(a portrait of the artist as a young pup)
I was born at a very young age to my two parents. The only thing bad about my childhood (other than getting housebroke) didn't happen until I was about thirty-five years old. That's when I learned that my great-great-something grandfather was a pirate on a sailing ship. What a marvelous thing to find out in middle age. Chicks really dig that sort of thing and I could have made good use of that info in grade school.
I'm sure my interest in found object art began because of my dad's job. He was a cashier for a bus company for decades. He was also in charge of the Lost and Found, and the volume of stuff that people leave behind on a bus is almost unbelievable. After 30 days (or whatever the policy was) all the stuff was up for grabs. So just about every day the clock ran out on a batch of stuff and it came home with him (he rode the bus).

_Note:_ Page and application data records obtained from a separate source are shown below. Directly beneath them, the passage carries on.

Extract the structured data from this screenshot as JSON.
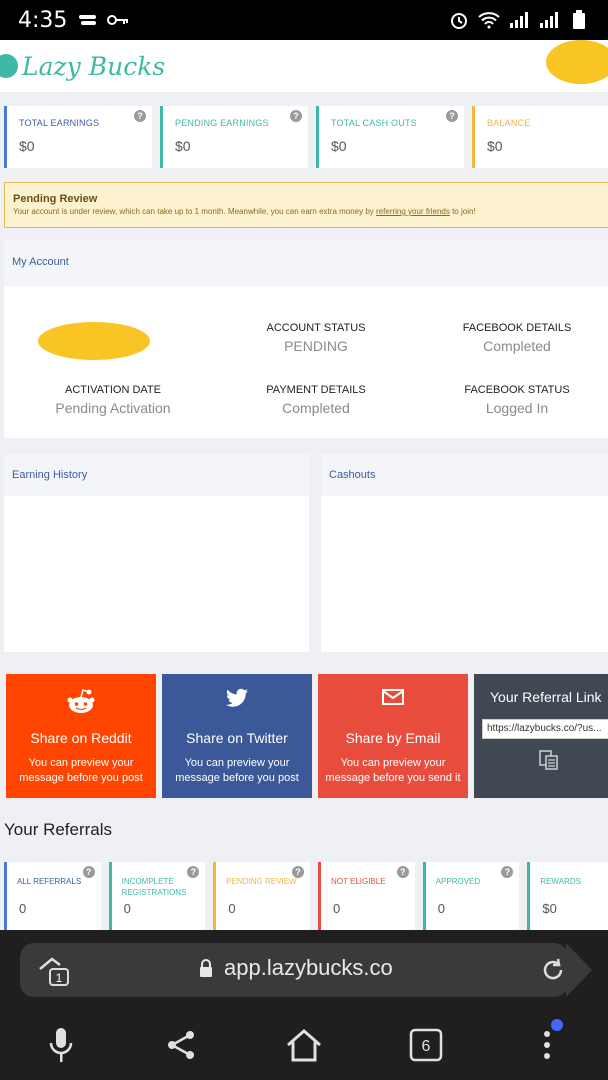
{
  "status_bar": {
    "time": "4:35"
  },
  "app": {
    "brand": "Lazy Bucks"
  },
  "stats": [
    {
      "label": "TOTAL EARNINGS",
      "value": "$0",
      "color": "#4a7bd0"
    },
    {
      "label": "PENDING EARNINGS",
      "value": "$0",
      "color": "#3fb9a7"
    },
    {
      "label": "TOTAL CASH OUTS",
      "value": "$0",
      "color": "#3fb9a7"
    },
    {
      "label": "BALANCE",
      "value": "$0",
      "color": "#f0b73a"
    }
  ],
  "pending_review": {
    "title": "Pending Review",
    "message": "Your account is under review, which can take up to 1 month. Meanwhile, you can earn extra money by",
    "link": "referring your friends",
    "suffix": "to join!"
  },
  "account": {
    "title": "My Account",
    "account_status": {
      "label": "ACCOUNT STATUS",
      "value": "PENDING"
    },
    "facebook_details": {
      "label": "FACEBOOK DETAILS",
      "value": "Completed"
    },
    "activation_date": {
      "label": "ACTIVATION DATE",
      "value": "Pending Activation"
    },
    "payment_details": {
      "label": "PAYMENT DETAILS",
      "value": "Completed"
    },
    "facebook_status": {
      "label": "FACEBOOK STATUS",
      "value": "Logged In"
    }
  },
  "panels": {
    "earning_history": "Earning History",
    "cashouts": "Cashouts"
  },
  "share": {
    "reddit": {
      "title": "Share on Reddit",
      "sub": "You can preview your message before you post",
      "color": "#ff4500"
    },
    "twitter": {
      "title": "Share on Twitter",
      "sub": "You can preview your message before you post",
      "color": "#3b5998"
    },
    "email": {
      "title": "Share by Email",
      "sub": "You can preview your message before you send it",
      "color": "#e74c3c"
    },
    "referral": {
      "title": "Your Referral Link",
      "url": "https://lazybucks.co/?us..."
    }
  },
  "referrals": {
    "heading": "Your Referrals",
    "items": [
      {
        "label": "ALL REFERRALS",
        "value": "0",
        "color": "#4a7bd0"
      },
      {
        "label": "INCOMPLETE REGISTRATIONS",
        "value": "0",
        "color": "#3fb9a7"
      },
      {
        "label": "PENDING REVIEW",
        "value": "0",
        "color": "#f0b73a"
      },
      {
        "label": "NOT ELIGIBLE",
        "value": "0",
        "color": "#e74c3c"
      },
      {
        "label": "APPROVED",
        "value": "0",
        "color": "#3fb9a7"
      },
      {
        "label": "REWARDS",
        "value": "$0",
        "color": "#3fb9a7"
      }
    ]
  },
  "browser": {
    "url": "app.lazybucks.co",
    "tab_count": "6",
    "tab_badge": "1"
  }
}
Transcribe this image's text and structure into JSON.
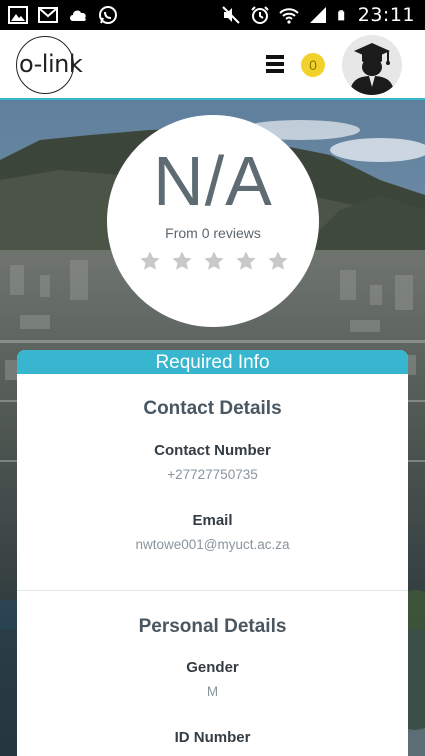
{
  "status_bar": {
    "time": "23:11",
    "left_icons": [
      "image-icon",
      "mail-icon",
      "cloud-icon",
      "whatsapp-icon"
    ],
    "right_icons": [
      "mute-icon",
      "alarm-icon",
      "wifi-icon",
      "signal-icon",
      "battery-icon"
    ]
  },
  "header": {
    "logo_text": "o-link",
    "menu_icon": "hamburger-menu-icon",
    "notification_count": "0",
    "avatar_icon": "graduate-avatar-icon"
  },
  "rating": {
    "value": "N/A",
    "reviews_text": "From 0 reviews",
    "stars_filled": 0,
    "stars_total": 5
  },
  "card": {
    "header": "Required Info",
    "contact": {
      "title": "Contact Details",
      "number_label": "Contact Number",
      "number_value": "+27727750735",
      "email_label": "Email",
      "email_value": "nwtowe001@myuct.ac.za"
    },
    "personal": {
      "title": "Personal Details",
      "gender_label": "Gender",
      "gender_value": "M",
      "id_label": "ID Number"
    }
  },
  "colors": {
    "accent": "#38b6cf",
    "badge": "#f3d12c",
    "star_empty": "#c8c8c8",
    "text_dark": "#4a5761",
    "text_muted": "#8a959c"
  }
}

Lots of stuff, over the years (I was eleven before I knew that the right glove was supposed to look like the left). But far more interesting than gloves and umbrellas were the smalls: jackknives, jewelry, keys - all manner of trinkets. I grew to like playing around with stuff and graduated to just liking stuff for its own sake.
I used to think people who needed pathways to get around in their house were kind of mental but I don't think that anymore. Some people just like stuff around them. I suppose some are making up for childhood deprivation but not all are. Take a moment and look up some pictures of Alexander Calder's studio. I'll wait for you.

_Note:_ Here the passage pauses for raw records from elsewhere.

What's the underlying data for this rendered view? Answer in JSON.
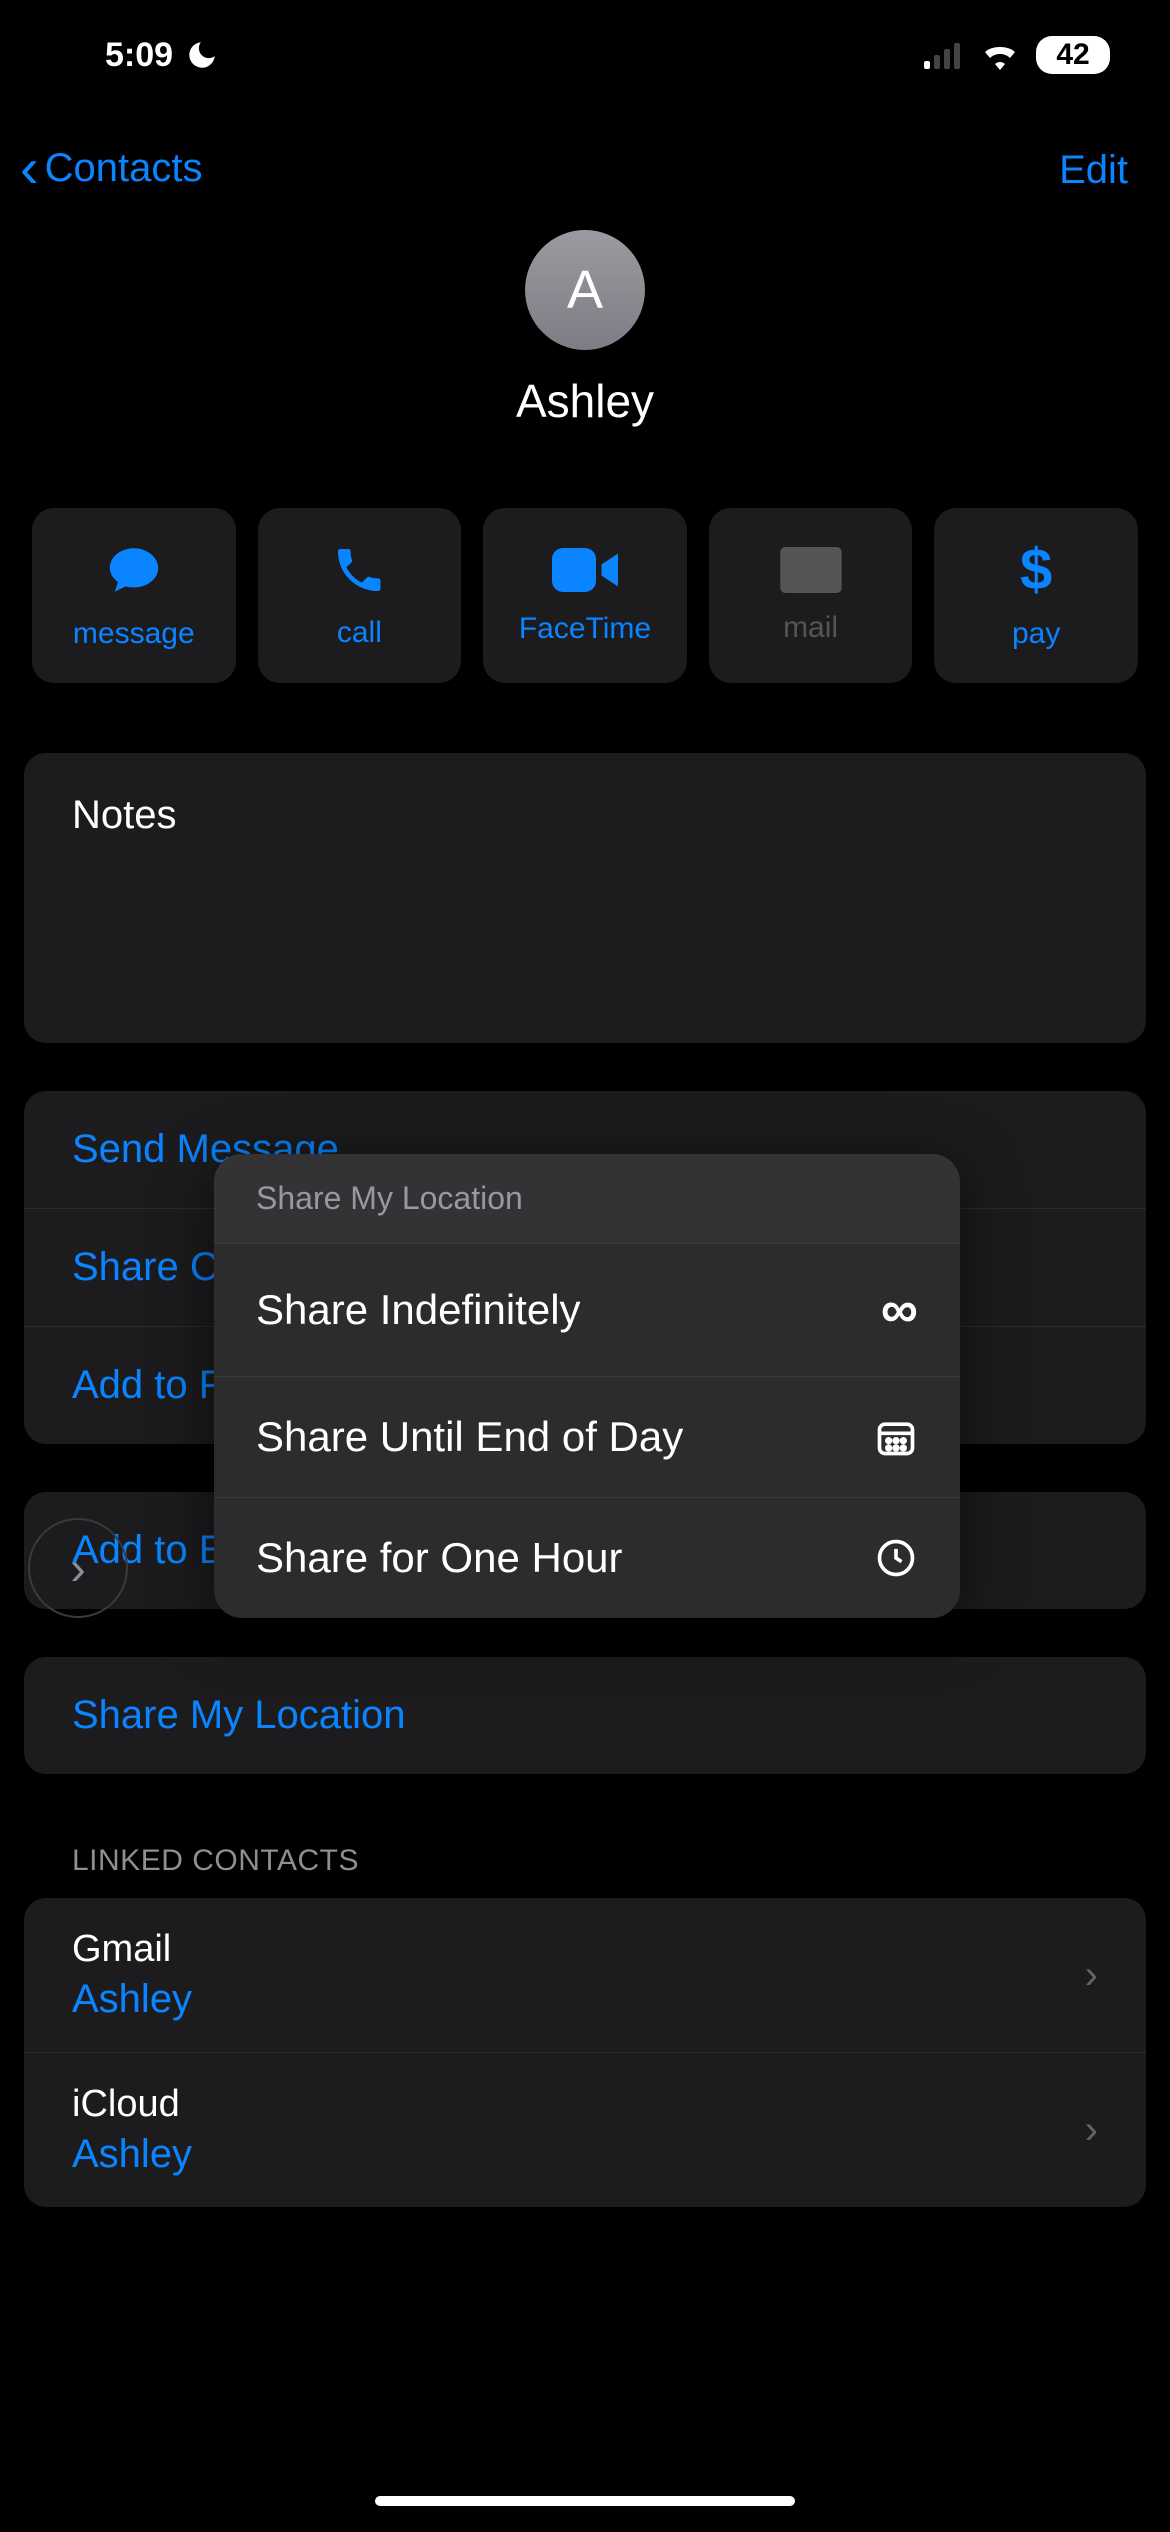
{
  "status": {
    "time": "5:09",
    "battery": "42"
  },
  "nav": {
    "back_label": "Contacts",
    "edit_label": "Edit"
  },
  "contact": {
    "initial": "A",
    "name": "Ashley"
  },
  "actions": {
    "message": "message",
    "call": "call",
    "facetime": "FaceTime",
    "mail": "mail",
    "pay": "pay"
  },
  "notes": {
    "title": "Notes"
  },
  "options": {
    "send_message": "Send Message",
    "share_contact": "Share Contact",
    "add_favorites": "Add to Favorites",
    "add_emergency": "Add to Emergency Contacts",
    "share_location": "Share My Location"
  },
  "linked": {
    "header": "LINKED CONTACTS",
    "items": [
      {
        "source": "Gmail",
        "name": "Ashley"
      },
      {
        "source": "iCloud",
        "name": "Ashley"
      }
    ]
  },
  "popover": {
    "title": "Share My Location",
    "options": [
      {
        "label": "Share Indefinitely",
        "icon": "infinity"
      },
      {
        "label": "Share Until End of Day",
        "icon": "calendar"
      },
      {
        "label": "Share for One Hour",
        "icon": "clock"
      }
    ]
  }
}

(dum de dum ... do-dah ...do-dah) There. See what I mean? That's my kind of guy. My kind of studio. Looks like a tornado in a hardware store.
That's about all you need to know about me for now.